There are some large crises, also, without being particularly earth-shaking. Someone dies, an act of domestic terrorism is committed, not happening directly to them, or by them, but affecting them, and leading to internal struggles and questions of identity. They split up over their difficulties, and figure out, after realizing that, as Robert, the male lead says "You are everything to me, Emily", they belong together on a corrected path.
The character development in this book is tremendously well done. It takes place primarily through dialogue, and slowly. When I first opened the book and started reading, I was irritated by Emily, and couldn't decide what it was that Robert saw in her, (despite being most like Emily, myself). As I continued, I couldn't seem to put the book down, for anything, (not even to cook dinner for a disgruntled husband). Several days after finishing it, I can't get it out of mind. I keep endlessly replaying the various scenes, just for the pleasure of it.
I should mention that I have about 5,000 "real" books at home, not including everything in storage, and more than 2500 on my various Kindles. I read a lot. For a book to grab hold of me like this, it's special.
If you want a memorable book experience, though not one that will cause fireworks and spurts of adrenaline, this is it. It's a love story with depth. One of the best things I've read this year.
On the downside the author did drag this story on way too long and my interested definitely waned in the middle. I'm glad I persevered though.
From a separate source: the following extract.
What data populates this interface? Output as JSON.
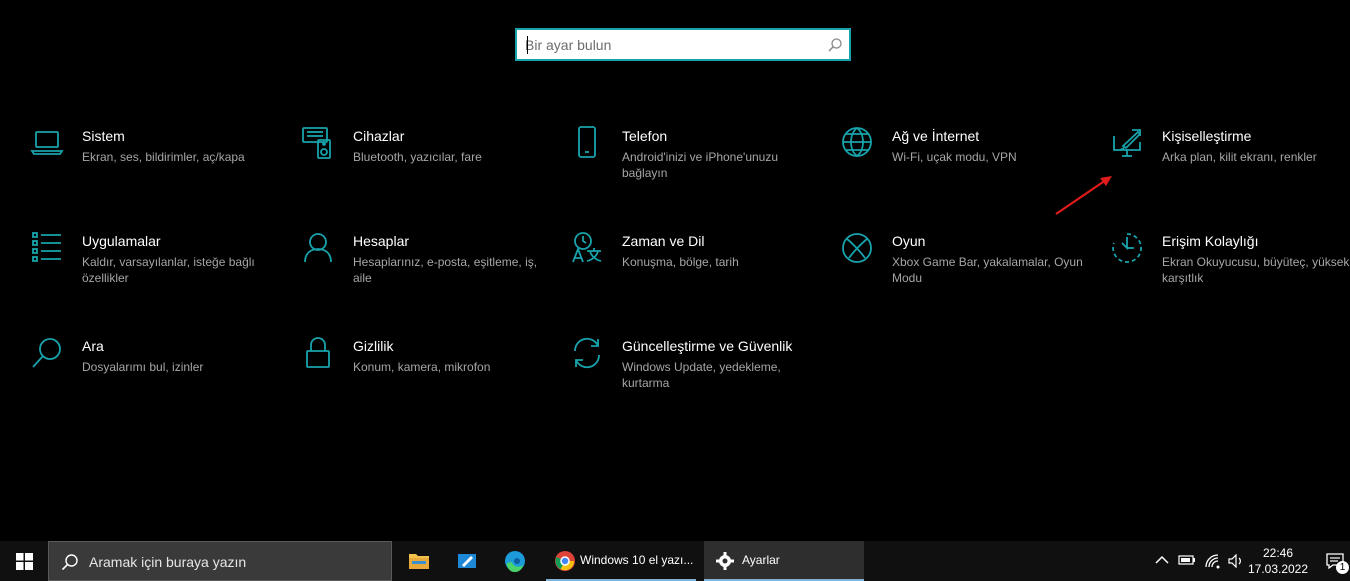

Robert Drake is a twenty-six year-old guy with relatively serious views of the world for a person of his age. Robert works in PR for the largest car manufacturer in the Northeast. He also happens to be a Republican.
When Emily meets Robert at a Give-Up-Your-SUV-for-One-Day rally, which she organized, her curiosity is piqued. They start dating more or less informally meanwhile having heated debates mostly about environmental practices. Before long, Emily’s views broaden and she gets to accept their differences for he is not the enemy she thought she would encounter.
Robert teaches Emily a little about astronomy, his secret pastime, and she in turn infects him with her “almost always” unwavering optimism.
My reaction to The Drake Equation was mixed. I realize that reading it after Jane Eyre was probably not a good idea, but based on the topic I should have liked it more. I’ll tell you why I didn’t: 1) there’s too much talk about the environment in this book, so much so that it feels preachy rather than a fluent part of the plot; 2) I’m sure there’s more to a Democrat than caring for the environment, but from this book you wouldn’t be able to know it; 3) the characters aren’t that well developed—I didn’t care that much whether they ended up together or not.
One thing I liked and sort of share nowadays with Emily is the disenchantment with politics and the way things are going in Congress. It makes you think twice about giving your vote one way or another. The only redeeming quality of The Drake Equation may be its message that the world is imperfect and that we do a disservice to politics and society as a whole by emphasizing our differences rather than our common ground.
Most recent customer reviews
Emily is in her mid-20s and is passionate about her job working for a non-profit agency that...Read more